I have a non-science fiction series called "The Older the Better". I worked very hard on this story, which comprises over two thousand pages. It has not found a market, due - I hope - largely to the fact that the story is not easily categorized. Basically, it's a male fantasy beginning with a husband and father who has divorced his wife and seen his kids off to college. From there he finds himself entangled with a female college student, the victim of a vicious rape. Soon, a mysterious conman tries to kill him - several times, he begins to earn money through day trading, goes to work for the federal government as a pseudo Air Martial, becomes a Presidential Negotiator, combats the Sinaloa Drug cartel in Mexico and the Yakuza in Japan, buys lots of rundown commercial real estate, becomes a writer, and so on. I had a great deal of fun with this story, and hope that eventually it will find a readership.
I now have a new series of books, published through Booktango and now beginning to appear for sale in iTunes, Amazon, Kobo, Barnes & Noble and various other retailers. They were terrific fun to write, but include a certain number of real people. In the case where I treated them fairly ('the truth hurts' sort of fair) I've changed the name; in the majority of cases, they come off looking quite good, so the name remained. To avoid any problems, the books are being sold under a pseudonym. I really loved writing them, and in fact I'm working on a fourth, but I have no idea if they will sell.
In addition to these books, I have been a somewhat regular contributor to a very small magazine called The Nightingale/El Ruisenor, a bilingual quarterly effort that has succumbed to the general collapse of print publishing by becoming digital only. I've got a piece of prose called "Two Angels" in the penultimate edition, and a commentary called "the New World Order" in the current version. I've written several other articles as well, and love to write blistering replies to idiotic comments to the wonderful columnists of the New York Times.
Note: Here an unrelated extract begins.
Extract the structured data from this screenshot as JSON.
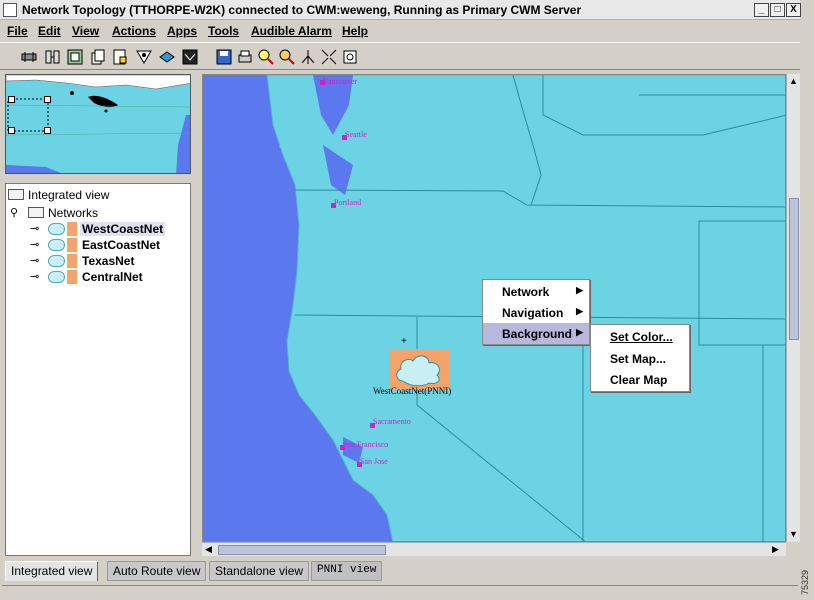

I entered the Coast Guard right out of high school, and have, as a result, found that my youthful enthusiasm for surf and big waves has waned - it's no fun trying to pluck a man off of a sinking boat in white water, and it's really no fun looking for the drowned remains of sunken fishing trawlers.
After my separation, I worked during the day, and began a life-long pursuit of knowledge, partially obtained in school. I spent five years in Panama, part of them at the University of Panama, where I studied journalism, and part in the mountainous jungles near Costa Rica. A fascinating people called the Guaymi live in these mountains, and despite five hundred years of oppression, they still retain their own language and customs, and even more importantly, their own lands.
Back in the Land of the Big PX, I married a beautiful singer/actress and successful waitress, and became a father, which brings us up to date.
I currently live in Idaho, and now that I've lived in Idaho, I want to live somewhere else. If you have lived in Idaho, you will understand. My sons and I have been arguing about possibilities: my younger son wants us to move to Japan, so he can go to school to learn how to create Anime. My older son wants us to live in southern England, gateway to Paris and Venice. I want to look into Portland, Seattle or, wallet permitting, San Francisco. Upstate New York, New Mexico, there are lots of possibilities, although I've put my foot down on going to Novosibirsk, the capital of Siberia. My older son spent a summer or two there, but he's never experienced a Siberian winter, and he never will, unless he's willing to email his father, living a bit further to the south, and warmth.